When Dr Miranda returns to the house later Paulina, despite having never seen his face before, recognises his voice and smell as the man who raped her in prison, his signature being to play Schubert's Death and the Maiden in the background. She decides to put him on trial to make him confess. Gerardo acts as defence lawyer but isn't convinced that Paulina has got the right man and helps Miranda to 'confess' in order to save his life.
It should be a very intense and moving play. And it is at times but the cast just haven't quite nailed it yet. They are very good at the angry, anxious, shouty bits and Newton does a good line in frightened at the beginning but there is a element of warmth and passion that is lacking.
Basically I don't think Newton's performance is quite as complex as the character demands at this stage and that is pivotal in gelling the play.
I couldn't help thinking as I walked out of the theatre how much I'd like to see the play again but with a different cast. I can imagine Juliet Stevenson who was in the original production at the Royal Court being absolutely superb. That's probably a little mean and I'd definitely be curious to see it again in a few weeks when it's had time to bed in. I'm going to give it three stars for performance and four stars for the play.
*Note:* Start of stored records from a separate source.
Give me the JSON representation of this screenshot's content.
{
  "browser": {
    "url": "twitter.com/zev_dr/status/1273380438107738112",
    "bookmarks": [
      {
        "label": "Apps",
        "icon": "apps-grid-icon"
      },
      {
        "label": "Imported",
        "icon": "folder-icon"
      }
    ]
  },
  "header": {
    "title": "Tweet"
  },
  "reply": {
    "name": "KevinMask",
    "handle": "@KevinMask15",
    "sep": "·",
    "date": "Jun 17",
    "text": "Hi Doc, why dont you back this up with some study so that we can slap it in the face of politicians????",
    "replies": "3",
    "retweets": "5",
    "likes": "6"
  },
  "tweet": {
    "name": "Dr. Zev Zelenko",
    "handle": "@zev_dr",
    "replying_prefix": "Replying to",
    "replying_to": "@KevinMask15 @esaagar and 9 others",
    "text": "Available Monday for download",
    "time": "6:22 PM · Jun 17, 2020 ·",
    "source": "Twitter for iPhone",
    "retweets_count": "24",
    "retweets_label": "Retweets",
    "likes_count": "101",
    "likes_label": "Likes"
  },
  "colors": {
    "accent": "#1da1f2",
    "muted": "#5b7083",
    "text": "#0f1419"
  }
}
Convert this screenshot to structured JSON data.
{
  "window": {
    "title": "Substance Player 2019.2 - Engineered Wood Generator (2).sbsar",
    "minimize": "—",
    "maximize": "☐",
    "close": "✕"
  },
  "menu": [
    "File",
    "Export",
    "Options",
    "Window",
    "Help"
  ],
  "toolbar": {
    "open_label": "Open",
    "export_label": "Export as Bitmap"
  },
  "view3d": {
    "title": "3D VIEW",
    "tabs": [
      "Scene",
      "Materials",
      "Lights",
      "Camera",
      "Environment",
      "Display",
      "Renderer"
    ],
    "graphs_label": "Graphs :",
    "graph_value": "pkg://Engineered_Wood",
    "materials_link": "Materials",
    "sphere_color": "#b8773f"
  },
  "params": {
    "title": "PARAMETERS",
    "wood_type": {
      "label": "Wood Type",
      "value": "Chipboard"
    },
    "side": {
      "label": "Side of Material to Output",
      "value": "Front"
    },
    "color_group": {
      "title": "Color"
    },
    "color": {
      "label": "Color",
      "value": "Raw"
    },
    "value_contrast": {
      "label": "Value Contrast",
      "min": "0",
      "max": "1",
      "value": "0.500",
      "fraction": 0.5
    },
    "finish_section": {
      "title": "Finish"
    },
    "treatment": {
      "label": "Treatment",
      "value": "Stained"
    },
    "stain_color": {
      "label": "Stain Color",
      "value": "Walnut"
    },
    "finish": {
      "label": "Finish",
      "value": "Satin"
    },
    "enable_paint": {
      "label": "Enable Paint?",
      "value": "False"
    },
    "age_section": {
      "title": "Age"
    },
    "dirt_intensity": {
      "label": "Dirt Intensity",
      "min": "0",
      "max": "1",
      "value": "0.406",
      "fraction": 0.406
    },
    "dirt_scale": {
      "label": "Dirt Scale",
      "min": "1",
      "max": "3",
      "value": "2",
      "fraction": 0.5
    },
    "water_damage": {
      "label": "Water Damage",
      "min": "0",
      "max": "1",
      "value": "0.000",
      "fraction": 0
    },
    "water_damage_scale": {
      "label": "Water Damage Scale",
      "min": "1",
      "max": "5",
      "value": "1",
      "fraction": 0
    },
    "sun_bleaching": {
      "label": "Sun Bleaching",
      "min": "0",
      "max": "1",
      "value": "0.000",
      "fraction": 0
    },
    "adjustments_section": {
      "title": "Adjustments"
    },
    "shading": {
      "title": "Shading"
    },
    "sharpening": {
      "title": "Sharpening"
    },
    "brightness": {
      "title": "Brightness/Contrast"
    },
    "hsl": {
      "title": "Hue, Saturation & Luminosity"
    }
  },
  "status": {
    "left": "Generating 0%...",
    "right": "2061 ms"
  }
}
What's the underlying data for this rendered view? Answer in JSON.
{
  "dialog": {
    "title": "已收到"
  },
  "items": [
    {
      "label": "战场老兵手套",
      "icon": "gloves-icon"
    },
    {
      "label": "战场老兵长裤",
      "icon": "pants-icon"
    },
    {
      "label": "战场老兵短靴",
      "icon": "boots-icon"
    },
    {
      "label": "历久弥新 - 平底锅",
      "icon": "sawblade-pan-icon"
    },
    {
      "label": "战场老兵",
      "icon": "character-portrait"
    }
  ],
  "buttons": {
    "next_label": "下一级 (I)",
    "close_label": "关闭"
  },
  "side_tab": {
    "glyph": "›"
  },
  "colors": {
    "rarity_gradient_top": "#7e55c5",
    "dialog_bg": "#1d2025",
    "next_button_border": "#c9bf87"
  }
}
Death and the Maiden is on at the Harold Pinter Theatre (Comedy Theatre as was) until 21 January and you can get day seats for £20 which are on the front row.
A note on the seating: The stage at the Harold Pinter Theatre for this production is quite high so seats close to the front do have their restrictions although if you are sitting towards the middle of the row you'll see pretty much everything of importance. Seats on the end of the row particularly on the left as you are facing the stage have the view restricted by the set at times. You don't miss too much but I wouldn't want to have paid full whack.
Yesterday was Mr W's birthday and in celebration there is a direct link (and a piccie to prove it). Tom Goodman-Hill is in Richard II with Mr W and took this picture on set.